Other parties involved in the cemetery project are satisfied with Stocking's findings for now, and have no immediate plans to confirm the number of bodies through excavation or other invasive measures.

The next step in this project is a simple memorial for the bodies they have documented, including Gould's daughter and a Pinora resident, said members of the Pinora Township Board of Trustees. Rather than dig up the graves, board members expressed a wish to section off the property so it can no longer be used as a recreational trail by off-road vehicles, which have caused significant damage to the site already.

Two descendants of the Gould family, Margaret and Donald Truax, traveled from their home in Illinois to observe the survey and fill some gaps in their family tree. The Truaxs are long-time history buffs who began searching back through their family lineage about 30 years ago as a fun activity to do with their children, Margaret said.

"I started when my kids were small," she said. "It's really fascinating. The Goulds were an interesting family. Willard was born in Canada in 1837 and came here in the 1860s. And then, when he was in his 50s, he took up and went to Oklahoma, so he was kind of a wandering guy."
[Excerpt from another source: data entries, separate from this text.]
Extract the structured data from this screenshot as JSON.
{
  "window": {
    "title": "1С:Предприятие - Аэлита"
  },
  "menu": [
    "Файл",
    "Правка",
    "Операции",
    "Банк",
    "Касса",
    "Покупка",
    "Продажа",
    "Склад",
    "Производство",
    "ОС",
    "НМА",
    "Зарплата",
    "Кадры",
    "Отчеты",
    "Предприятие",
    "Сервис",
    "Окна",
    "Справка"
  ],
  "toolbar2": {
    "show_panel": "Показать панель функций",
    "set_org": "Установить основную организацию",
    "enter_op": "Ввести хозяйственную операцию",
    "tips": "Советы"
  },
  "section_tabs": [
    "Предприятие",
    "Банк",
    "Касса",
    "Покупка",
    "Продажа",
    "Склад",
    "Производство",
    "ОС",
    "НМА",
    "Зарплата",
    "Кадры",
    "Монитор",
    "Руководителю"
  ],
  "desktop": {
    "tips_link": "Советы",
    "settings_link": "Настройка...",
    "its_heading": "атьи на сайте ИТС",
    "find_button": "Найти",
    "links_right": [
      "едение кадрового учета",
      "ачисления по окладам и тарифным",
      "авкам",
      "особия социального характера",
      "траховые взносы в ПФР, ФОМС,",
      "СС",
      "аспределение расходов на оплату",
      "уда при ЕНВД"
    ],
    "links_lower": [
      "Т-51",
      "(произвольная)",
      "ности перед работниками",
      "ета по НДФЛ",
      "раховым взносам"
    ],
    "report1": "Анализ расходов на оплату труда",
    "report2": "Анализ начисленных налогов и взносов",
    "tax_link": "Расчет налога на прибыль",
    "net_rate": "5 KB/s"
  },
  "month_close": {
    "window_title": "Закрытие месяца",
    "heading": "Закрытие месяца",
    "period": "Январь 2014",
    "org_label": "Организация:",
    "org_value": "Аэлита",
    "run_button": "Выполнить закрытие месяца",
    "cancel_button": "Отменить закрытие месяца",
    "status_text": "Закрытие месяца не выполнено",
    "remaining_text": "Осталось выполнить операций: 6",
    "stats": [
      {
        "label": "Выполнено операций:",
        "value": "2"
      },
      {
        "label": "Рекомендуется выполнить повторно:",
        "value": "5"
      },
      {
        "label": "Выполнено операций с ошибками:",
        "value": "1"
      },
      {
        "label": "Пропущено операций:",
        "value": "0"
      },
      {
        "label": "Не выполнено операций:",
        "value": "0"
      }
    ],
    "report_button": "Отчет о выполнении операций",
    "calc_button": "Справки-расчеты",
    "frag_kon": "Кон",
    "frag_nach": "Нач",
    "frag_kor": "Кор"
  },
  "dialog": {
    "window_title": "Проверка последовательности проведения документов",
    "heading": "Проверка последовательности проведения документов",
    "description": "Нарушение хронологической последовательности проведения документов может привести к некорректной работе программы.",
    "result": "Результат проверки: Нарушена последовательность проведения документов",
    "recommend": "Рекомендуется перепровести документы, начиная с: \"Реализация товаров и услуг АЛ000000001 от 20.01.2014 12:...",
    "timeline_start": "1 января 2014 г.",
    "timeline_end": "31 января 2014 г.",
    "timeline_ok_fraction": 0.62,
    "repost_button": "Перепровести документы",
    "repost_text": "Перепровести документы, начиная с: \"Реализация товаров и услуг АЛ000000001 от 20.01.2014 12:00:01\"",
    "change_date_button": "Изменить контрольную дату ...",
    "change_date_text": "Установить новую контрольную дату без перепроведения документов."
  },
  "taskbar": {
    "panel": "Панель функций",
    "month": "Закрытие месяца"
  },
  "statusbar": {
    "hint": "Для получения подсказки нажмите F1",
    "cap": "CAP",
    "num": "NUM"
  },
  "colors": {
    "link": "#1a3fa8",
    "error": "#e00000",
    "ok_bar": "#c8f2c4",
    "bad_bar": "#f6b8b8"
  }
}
The Truaxs were close to discovering the cemetery themselves about five years ago, when they visited Lake County and saw the deed to the Gould property in the courthouse. Being unfamiliar with the area, however, they went searching in the wrong section of Pinora Township and went home empty handed.

The couple was invited to a Pinora Township board meeting earlier this year to discuss Woods' discovery of the cemetery's deed and death certificates in 2011, and the hunt for family history was renewed. Now, the prospect of finding a piece of their family is exciting for them both, and they have pledged to donate a plaque or other marker to recognize the graves.

"Margaret and I, and Sid and his brother, came over to the site and Sid showed us where it is. He also took us to where he thought the homestead probably was up in the woods," Donald said. "I volunteered that, if we found a site, my family would mark the grave with an appropriate memorial. Maybe a sign that would describe what was there."

Members of the International Transmission Company, which has power lines running through the three-acre plot, and the Michigan DNR also have expressed an interest in working with the township to preserve and protect the site from future damage.